*** DATA SUPPLIED Section Begins ***
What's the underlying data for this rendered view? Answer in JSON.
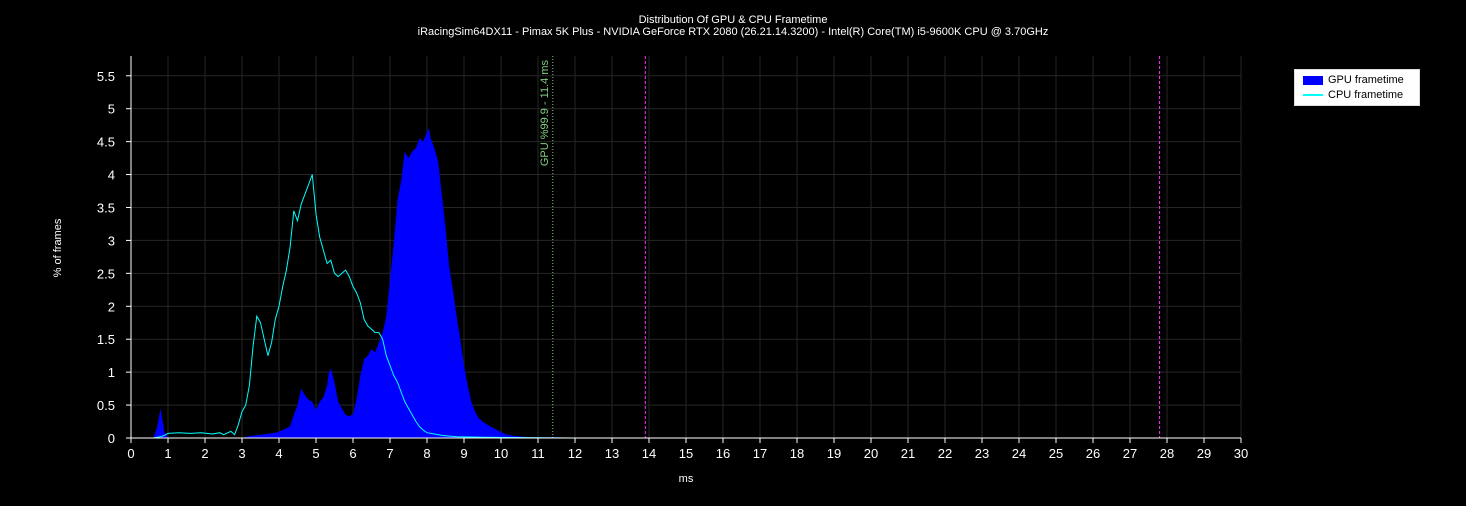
{
  "chart_data": {
    "type": "area",
    "title": "Distribution Of GPU & CPU Frametime",
    "subtitle": "iRacingSim64DX11 - Pimax 5K Plus - NVIDIA GeForce RTX 2080 (26.21.14.3200) - Intel(R) Core(TM) i5-9600K CPU @ 3.70GHz",
    "xlabel": "ms",
    "ylabel": "% of frames",
    "xlim": [
      0,
      30
    ],
    "ylim": [
      0,
      5.8
    ],
    "x_ticks": [
      0,
      1,
      2,
      3,
      4,
      5,
      6,
      7,
      8,
      9,
      10,
      11,
      12,
      13,
      14,
      15,
      16,
      17,
      18,
      19,
      20,
      21,
      22,
      23,
      24,
      25,
      26,
      27,
      28,
      29,
      30
    ],
    "y_ticks": [
      0,
      0.5,
      1,
      1.5,
      2,
      2.5,
      3,
      3.5,
      4,
      4.5,
      5,
      5.5
    ],
    "grid": true,
    "legend_position": "top-right",
    "series": [
      {
        "name": "GPU frametime",
        "kind": "area",
        "color": "#0000ff",
        "points": [
          [
            0,
            0
          ],
          [
            0.6,
            0
          ],
          [
            0.7,
            0.15
          ],
          [
            0.8,
            0.45
          ],
          [
            0.9,
            0.1
          ],
          [
            1.0,
            0
          ],
          [
            3.0,
            0
          ],
          [
            3.2,
            0.03
          ],
          [
            3.5,
            0.05
          ],
          [
            3.9,
            0.08
          ],
          [
            4.1,
            0.12
          ],
          [
            4.3,
            0.18
          ],
          [
            4.4,
            0.35
          ],
          [
            4.5,
            0.5
          ],
          [
            4.6,
            0.75
          ],
          [
            4.7,
            0.65
          ],
          [
            4.8,
            0.58
          ],
          [
            4.9,
            0.55
          ],
          [
            5.0,
            0.42
          ],
          [
            5.1,
            0.55
          ],
          [
            5.2,
            0.62
          ],
          [
            5.3,
            0.8
          ],
          [
            5.35,
            1.0
          ],
          [
            5.4,
            1.05
          ],
          [
            5.5,
            0.85
          ],
          [
            5.6,
            0.55
          ],
          [
            5.7,
            0.45
          ],
          [
            5.8,
            0.35
          ],
          [
            5.9,
            0.33
          ],
          [
            6.0,
            0.36
          ],
          [
            6.1,
            0.6
          ],
          [
            6.2,
            0.95
          ],
          [
            6.3,
            1.2
          ],
          [
            6.4,
            1.25
          ],
          [
            6.5,
            1.35
          ],
          [
            6.6,
            1.3
          ],
          [
            6.7,
            1.45
          ],
          [
            6.8,
            1.6
          ],
          [
            6.9,
            1.85
          ],
          [
            7.0,
            2.4
          ],
          [
            7.1,
            2.95
          ],
          [
            7.2,
            3.6
          ],
          [
            7.3,
            3.9
          ],
          [
            7.4,
            4.35
          ],
          [
            7.5,
            4.25
          ],
          [
            7.6,
            4.35
          ],
          [
            7.7,
            4.4
          ],
          [
            7.8,
            4.55
          ],
          [
            7.9,
            4.5
          ],
          [
            8.0,
            4.65
          ],
          [
            8.05,
            4.7
          ],
          [
            8.1,
            4.55
          ],
          [
            8.2,
            4.4
          ],
          [
            8.3,
            4.2
          ],
          [
            8.4,
            3.7
          ],
          [
            8.5,
            3.2
          ],
          [
            8.6,
            2.6
          ],
          [
            8.7,
            2.25
          ],
          [
            8.8,
            1.85
          ],
          [
            8.9,
            1.5
          ],
          [
            9.0,
            1.1
          ],
          [
            9.1,
            0.8
          ],
          [
            9.2,
            0.55
          ],
          [
            9.3,
            0.4
          ],
          [
            9.4,
            0.3
          ],
          [
            9.5,
            0.25
          ],
          [
            9.7,
            0.18
          ],
          [
            9.9,
            0.12
          ],
          [
            10.1,
            0.06
          ],
          [
            10.4,
            0.03
          ],
          [
            10.8,
            0.01
          ],
          [
            11.5,
            0.01
          ],
          [
            12,
            0
          ]
        ]
      },
      {
        "name": "CPU frametime",
        "kind": "line",
        "color": "#00ffff",
        "points": [
          [
            0,
            0
          ],
          [
            0.6,
            0
          ],
          [
            0.8,
            0.02
          ],
          [
            0.9,
            0.04
          ],
          [
            1.0,
            0.07
          ],
          [
            1.3,
            0.08
          ],
          [
            1.6,
            0.07
          ],
          [
            1.9,
            0.08
          ],
          [
            2.2,
            0.06
          ],
          [
            2.4,
            0.08
          ],
          [
            2.5,
            0.05
          ],
          [
            2.7,
            0.1
          ],
          [
            2.8,
            0.05
          ],
          [
            2.9,
            0.2
          ],
          [
            3.0,
            0.4
          ],
          [
            3.1,
            0.5
          ],
          [
            3.2,
            0.8
          ],
          [
            3.3,
            1.4
          ],
          [
            3.4,
            1.85
          ],
          [
            3.5,
            1.75
          ],
          [
            3.6,
            1.5
          ],
          [
            3.7,
            1.25
          ],
          [
            3.8,
            1.45
          ],
          [
            3.9,
            1.8
          ],
          [
            4.0,
            2.0
          ],
          [
            4.1,
            2.3
          ],
          [
            4.2,
            2.55
          ],
          [
            4.3,
            2.9
          ],
          [
            4.4,
            3.45
          ],
          [
            4.5,
            3.3
          ],
          [
            4.6,
            3.55
          ],
          [
            4.7,
            3.7
          ],
          [
            4.8,
            3.85
          ],
          [
            4.9,
            4.0
          ],
          [
            5.0,
            3.4
          ],
          [
            5.1,
            3.05
          ],
          [
            5.2,
            2.85
          ],
          [
            5.3,
            2.65
          ],
          [
            5.4,
            2.7
          ],
          [
            5.5,
            2.5
          ],
          [
            5.6,
            2.45
          ],
          [
            5.7,
            2.5
          ],
          [
            5.8,
            2.55
          ],
          [
            5.9,
            2.45
          ],
          [
            6.0,
            2.3
          ],
          [
            6.1,
            2.2
          ],
          [
            6.2,
            2.05
          ],
          [
            6.3,
            1.8
          ],
          [
            6.4,
            1.7
          ],
          [
            6.5,
            1.65
          ],
          [
            6.6,
            1.6
          ],
          [
            6.7,
            1.6
          ],
          [
            6.8,
            1.5
          ],
          [
            6.9,
            1.25
          ],
          [
            7.0,
            1.1
          ],
          [
            7.1,
            0.95
          ],
          [
            7.2,
            0.85
          ],
          [
            7.3,
            0.7
          ],
          [
            7.4,
            0.55
          ],
          [
            7.5,
            0.45
          ],
          [
            7.6,
            0.35
          ],
          [
            7.7,
            0.25
          ],
          [
            7.8,
            0.17
          ],
          [
            7.9,
            0.12
          ],
          [
            8.0,
            0.08
          ],
          [
            8.2,
            0.06
          ],
          [
            8.4,
            0.04
          ],
          [
            8.8,
            0.02
          ],
          [
            9.5,
            0.01
          ],
          [
            12,
            0
          ]
        ]
      }
    ],
    "annotations": [
      {
        "x": 11.4,
        "label": "GPU %99.9 - 11.4 ms",
        "color": "#7fcf7f",
        "style": "dotted"
      },
      {
        "x": 13.9,
        "label": "",
        "color": "#ff33ff",
        "style": "dashed"
      },
      {
        "x": 27.8,
        "label": "",
        "color": "#ff33ff",
        "style": "dashed"
      }
    ]
  }
}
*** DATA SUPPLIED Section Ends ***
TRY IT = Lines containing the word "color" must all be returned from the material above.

SOLUTION TO THIS EXERCISE =
        "color": "#0000ff",
        "color": "#00ffff",
        "color": "#7fcf7f",
        "color": "#ff33ff",
        "color": "#ff33ff",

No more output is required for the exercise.